The only thing immediately visible to us is the cube’s white outer walls. Encompassing the built room is a relatively narrow passage on which one can maneuver. Entering the passage might provoke a slight feeling of claustrophobia, simultaneously enhancing the construction’s monumental quality. The sense of claustrophobia is created by a correlation between the passage’s width (2,4 metres) and the permanent room’s 6 metre high ceiling. The passage has two audio sources, but one does not immediately understand what one hears. The end of the passage leads on to a second passage where one discovers that the cube is not closed, but rather equipped with a door that one may enter.
One can choose to go in, or to look on from outside. Going in, one can study the nine medium sized images mounted on the walls at close range. Vividly couloured, the motifs are not obvious at first glance. The images are photographs, enlarged to the extent that the pixels are highly visible, and the quality grainy. Gradually it becomes apparent that the images represent an interior. In a corner a film flickers over a television screen, showing fragments of footage captured on a mobile phone. The interior is the same as on the photographs. In addition we hear sounds from the recording. The sounds are muffled; sometimes pulsating as a beat, sometimes a slight buzzing.
But what is it that we see? When entering the passage, the public has access to a short text that reads as follows: “Two years ago my father died. He left behind a mobile phone containing 100 photographs. These photographs were taken because my father was trying to call my mother. He was hospitalized, very ill, and never knew he took them.”
We now realize what we have been looking at. The images and video clips are recorded by the artist’s father while he was in hospital. Letting this sink in, we realize that the room’s dimensions recall those of a hospital room. The narrow passages are transformed to empty hospital corridors.

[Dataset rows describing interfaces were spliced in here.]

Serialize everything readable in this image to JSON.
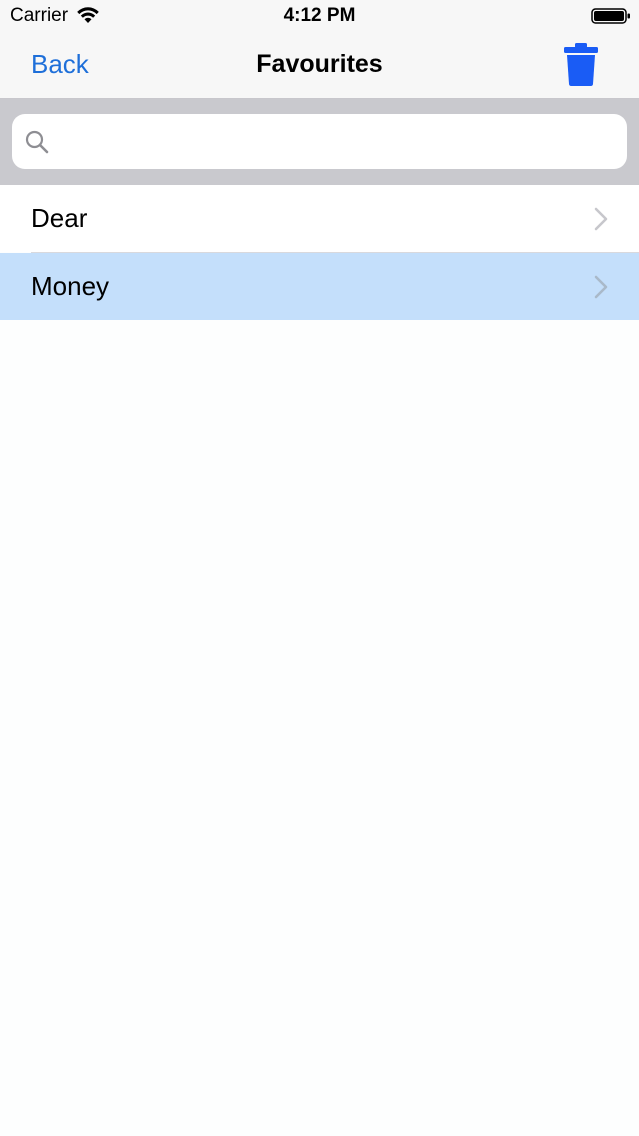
{
  "status_bar": {
    "carrier": "Carrier",
    "time": "4:12 PM"
  },
  "nav_bar": {
    "back_label": "Back",
    "title": "Favourites",
    "delete_icon": "trash-icon"
  },
  "search": {
    "placeholder": "",
    "value": ""
  },
  "list": {
    "items": [
      {
        "label": "Dear",
        "selected": false
      },
      {
        "label": "Money",
        "selected": true
      }
    ]
  },
  "colors": {
    "accent": "#1e6fd9",
    "trash": "#1a5cf5",
    "selected_row": "#c4dffb"
  }
}
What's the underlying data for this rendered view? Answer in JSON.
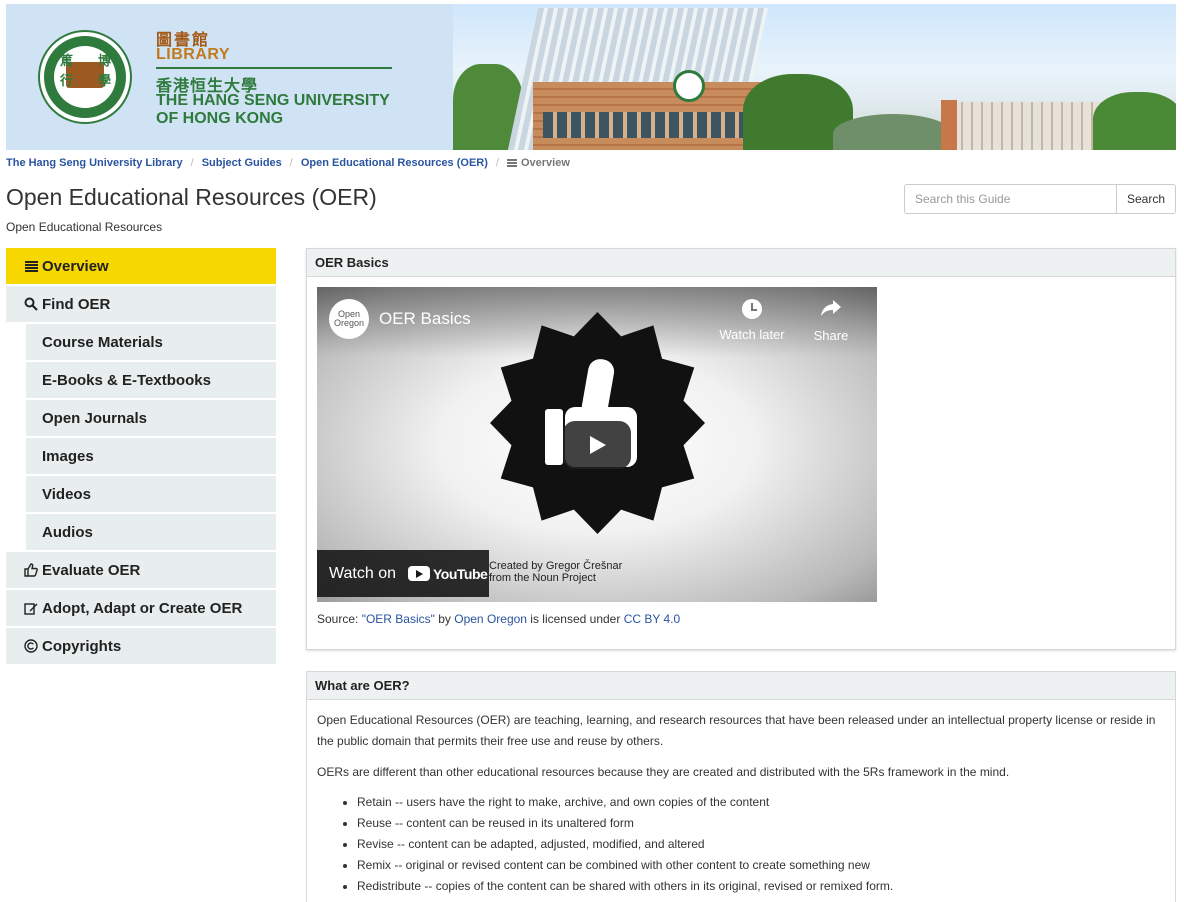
{
  "banner": {
    "seal_chars": [
      "篤",
      "博",
      "行",
      "學"
    ],
    "chinese_library": "圖書館",
    "library": "LIBRARY",
    "chinese_university": "香港恒生大學",
    "university_line1": "THE HANG SENG UNIVERSITY",
    "university_line2": "OF HONG KONG"
  },
  "breadcrumb": {
    "items": [
      "The Hang Seng University Library",
      "Subject Guides",
      "Open Educational Resources (OER)"
    ],
    "current": "Overview",
    "separator": "/"
  },
  "page": {
    "title": "Open Educational Resources (OER)",
    "subtitle": "Open Educational Resources"
  },
  "search": {
    "placeholder": "Search this Guide",
    "button": "Search"
  },
  "sidebar": {
    "items": [
      {
        "label": "Overview",
        "icon": "list-icon"
      },
      {
        "label": "Find OER",
        "icon": "search-icon"
      },
      {
        "label": "Course Materials"
      },
      {
        "label": "E-Books & E-Textbooks"
      },
      {
        "label": "Open Journals"
      },
      {
        "label": "Images"
      },
      {
        "label": "Videos"
      },
      {
        "label": "Audios"
      },
      {
        "label": "Evaluate OER",
        "icon": "thumbs-up-icon"
      },
      {
        "label": "Adopt, Adapt or Create OER",
        "icon": "edit-icon"
      },
      {
        "label": "Copyrights",
        "icon": "copyright-icon"
      }
    ]
  },
  "panel_basics": {
    "heading": "OER Basics",
    "video": {
      "channel": "Open Oregon",
      "title": "OER Basics",
      "watch_later": "Watch later",
      "share": "Share",
      "credit_line1": "Created by Gregor Črešnar",
      "credit_line2": "from the Noun Project",
      "watch_on": "Watch on",
      "youtube": "YouTube"
    },
    "source": {
      "prefix": "Source: ",
      "work": "\"OER Basics\"",
      "by": " by ",
      "author": "Open Oregon",
      "licensed": " is licensed under ",
      "license": "CC BY 4.0"
    }
  },
  "panel_what": {
    "heading": "What are OER?",
    "para1": "Open Educational Resources (OER) are teaching, learning, and research resources that have been released under an intellectual property license or reside in the public domain that permits their free use and reuse by others.",
    "para2": "OERs are different than other educational resources because they are created and distributed with the 5Rs framework in the mind.",
    "bullets": [
      "Retain -- users have the right to make, archive, and own copies of the content",
      "Reuse -- content can be reused in its unaltered form",
      "Revise -- content can be adapted, adjusted, modified, and altered",
      "Remix -- original or revised content can be combined with other content to create something new",
      "Redistribute -- copies of the content can be shared with others in its original, revised or remixed form."
    ]
  },
  "colors": {
    "active_nav": "#f7d700",
    "nav_bg": "#e8eeee",
    "link": "#2a54a0",
    "brand_green": "#2f7a3d"
  }
}
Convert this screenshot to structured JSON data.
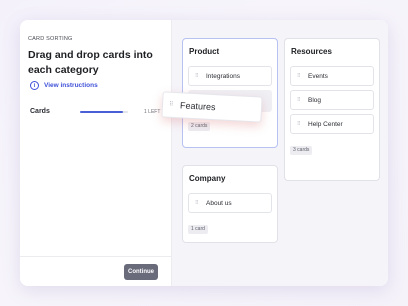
{
  "left_panel": {
    "eyebrow": "CARD SORTING",
    "heading": "Drag and drop cards into each category",
    "instructions_link": "View instructions",
    "cards_label": "Cards",
    "progress_fraction": 0.9,
    "left_count": "1 LEFT",
    "continue_label": "Continue"
  },
  "categories": [
    {
      "title": "Product",
      "cards": [
        "Integrations"
      ],
      "count": "2 cards"
    },
    {
      "title": "Company",
      "cards": [
        "About us"
      ],
      "count": "1 card"
    },
    {
      "title": "Resources",
      "cards": [
        "Events",
        "Blog",
        "Help Center"
      ],
      "count": "3 cards"
    }
  ],
  "dragging_card": "Features",
  "colors": {
    "accent": "#3f51d8",
    "active_border": "#b7c2f2",
    "button": "#696b7b"
  }
}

The encounter between Thiis-Evensen’s story and the public’s personal experiences are startling. We all have, or have had, a father. Absent or present, warm or distant, living or non-existent. The significance, or insignificance of the father figure and the parental role becomes a central element in our appreciation of the piece. The work has transcended from an exercise in architectural psychology, to concerning deep inter-human relations.
What today stands before us as a work of art, touches upon, through its use of the subject matter – namely the mobile phone images – the role of technology today, as well as the subject of communication, or indeed, lack of, communication. The distance between the personal sphere and the mass media is short, both for the producer and consumer of text. Passive or active, we have all become producers of images through the same means of technology, even on our deathbeds.
Thiis-Evensen’s work creates an emotional paradox. Initially, one is overwhelmed by the room’s physical proportions and presence; the monumental accompanied by an occasional tinge of claustrophobia. The subsequent feeling is of a more sentimental nature, witnessing the tale of a dying father, who repeatedly tries to contact his wife. On a more cerebral level, we are struck by the incomprehensible loneliness of man in the age of reproduction, where most people do not communicate, but merely reproduce. In this manner Thiis-Evensen succeeds not only in conveying a personal account of relevance on a relational level to human beings. She also tells a story of how we live, or perhaps more pertinently: how we choose to live in our own time.